I’ve been seeing a lot of questions online about how to photograph the eclipse or what kind of filters to use. I photographed the last eclipse back in August 2017 (I captured the photo above during totality). Here are some tips from that experience…

During totality, you’re safe photographing without a filter at any focal length. The sun is blocked, and it looks like night up toward the sun (which is just a mildly-bright ring in the sky), and lighter along the horizon. I would estimate that looking at the sun in totality is about as comfortable as looking up at a full moon in a night sky.

It’s tricky when you are in totality though, because you can get caught off-guard when totality ends if you haven’t put the filter back on your camera (or if you are viewing the sun while totality ends). Set a timer for just before totality is supposed to end to give yourself a heads-up.

If you are out of totality at all (even at 99% coverage), you need a filter if your camera is pointed straight at the sun at a medium to telephoto focal length (> 35-50mm). If you have a wider angle lens and frame the sun mid-frame or near an edge, less sunlight is directly impacting your sensor and you don’t need a filter. Without a filter, you still need to use some caution when the sunlight isn’t hitting your lens straight-on, because you can always damage the side of your lens barrel or the edge of your camera mount, if the sunlight gets focused on those areas by being off-center.

So how do you determine if you are zoomed in enough to need a filter? If you are consciously “zooming in” to take a picture of the sun, use a filter. If you are taking a picture of the environment around you, like you would on any other sunny day, and the sun just happens to be in the frame, you probably don’t need a filter.

Assuming you need to choose a filter, solar filters are safer than ND filters (no matter the strength of the ND). ND filters are only guaranteed to block visible light, but the sun projects a much broader range of the EM spectrum. Solar filters will block that ultraviolet and long wave IR light as well. If the other wavelengths aren’t blocked, you could damage your camera sensor (or worse, your eyes) from something you can’t even physically see. Make sure your solar filter is ISO 12312-2 certified.

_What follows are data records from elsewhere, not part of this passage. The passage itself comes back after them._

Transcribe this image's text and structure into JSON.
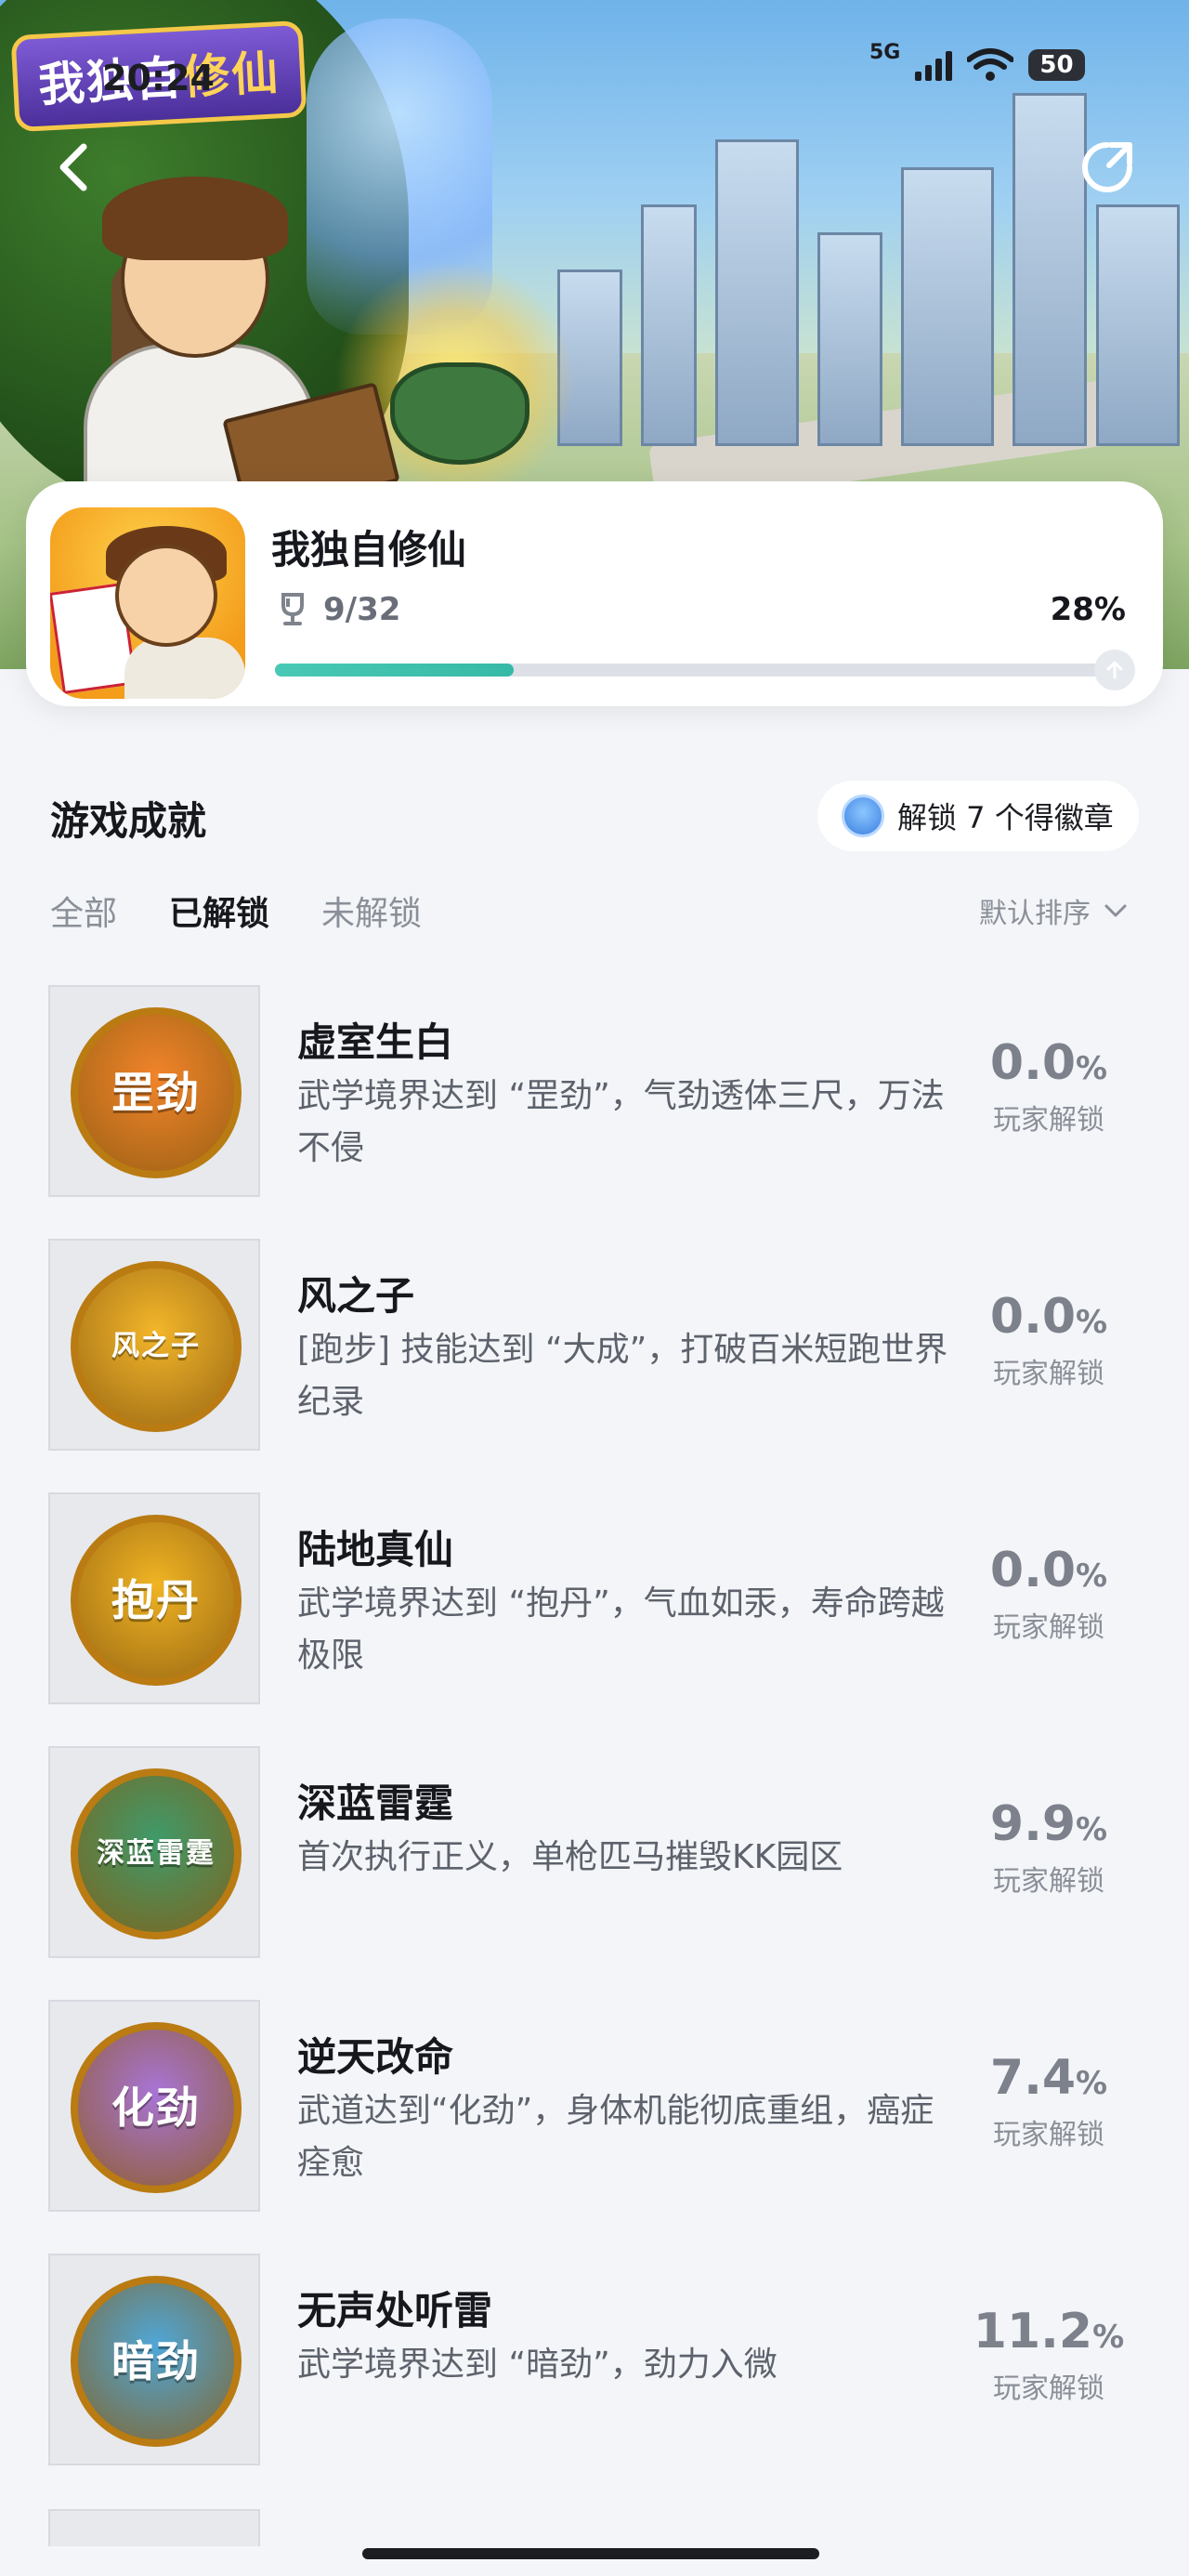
{
  "status_bar": {
    "time": "20:24",
    "network": "5G",
    "battery": "50"
  },
  "hero": {
    "logo_text_a": "我独自",
    "logo_text_b": "修仙"
  },
  "game": {
    "title": "我独自修仙",
    "unlocked": "9/32",
    "percent_text": "28%",
    "progress": 0.28
  },
  "section": {
    "title": "游戏成就",
    "badge_pill": "解锁 7 个得徽章"
  },
  "tabs": {
    "all": "全部",
    "unlocked": "已解锁",
    "locked": "未解锁",
    "active": "已解锁"
  },
  "sort": {
    "label": "默认排序"
  },
  "achievements": [
    {
      "title": "虚室生白",
      "desc": "武学境界达到 “罡劲”，气劲透体三尺，万法不侵",
      "rate": "0.0",
      "rate_unit": "%",
      "rate_label": "玩家解锁",
      "badge": "罡劲",
      "color": "#f2842a"
    },
    {
      "title": "风之子",
      "desc": "[跑步] 技能达到 “大成”，打破百米短跑世界纪录",
      "rate": "0.0",
      "rate_unit": "%",
      "rate_label": "玩家解锁",
      "badge": "风之子",
      "color": "#f3b62a"
    },
    {
      "title": "陆地真仙",
      "desc": "武学境界达到 “抱丹”，气血如汞，寿命跨越极限",
      "rate": "0.0",
      "rate_unit": "%",
      "rate_label": "玩家解锁",
      "badge": "抱丹",
      "color": "#f0b423"
    },
    {
      "title": "深蓝雷霆",
      "desc": "首次执行正义，单枪匹马摧毁KK园区",
      "rate": "9.9",
      "rate_unit": "%",
      "rate_label": "玩家解锁",
      "badge": "深蓝雷霆",
      "color": "#3f9a6a"
    },
    {
      "title": "逆天改命",
      "desc": "武道达到“化劲”，身体机能彻底重组，癌症痊愈",
      "rate": "7.4",
      "rate_unit": "%",
      "rate_label": "玩家解锁",
      "badge": "化劲",
      "color": "#a874d6"
    },
    {
      "title": "无声处听雷",
      "desc": "武学境界达到 “暗劲”，劲力入微",
      "rate": "11.2",
      "rate_unit": "%",
      "rate_label": "玩家解锁",
      "badge": "暗劲",
      "color": "#4fa7d8"
    }
  ]
}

When photographing an eclipse with a mirrorless camera, you are more likely to damage the camera. When photographing with a DSLR, you are more likely to damage your eyes. With a DSLR, if you are pointed at the sun and the mirror is closed (assuming you aren’t in live view or capturing video), then any strong sunlight will reflect off the mirror, through the prism and out the viewfinder. The camera itself is relatively safe, because the light is only passing through it. With a mirrorless camera, the light will be hitting the sensor or shutter at all times, either burning the sensor or melting the thin blades of the shutter. In other words, the camera can be damaged much more easily, but at no point can the sunlight reach your eyes because you are just looking at a screen.

With all this being said, for my setup this time around I’ll be using a DSLR with a 400mm lens and solar filter to photograph the sun. That way I can remove the filter during totality without much risk of damaging the camera if totality ends before I’m able to put the filter back on. Additionally, I’ll setup my modern mirrorless camera to capture photos and video of the landscape around us at around 24mm with a manual exposure adjusted for a daytime scene. This will give me a way to capture the event in multiple ways with minimal chance of damaging my cameras or eyesight.

Wishing you clear skies…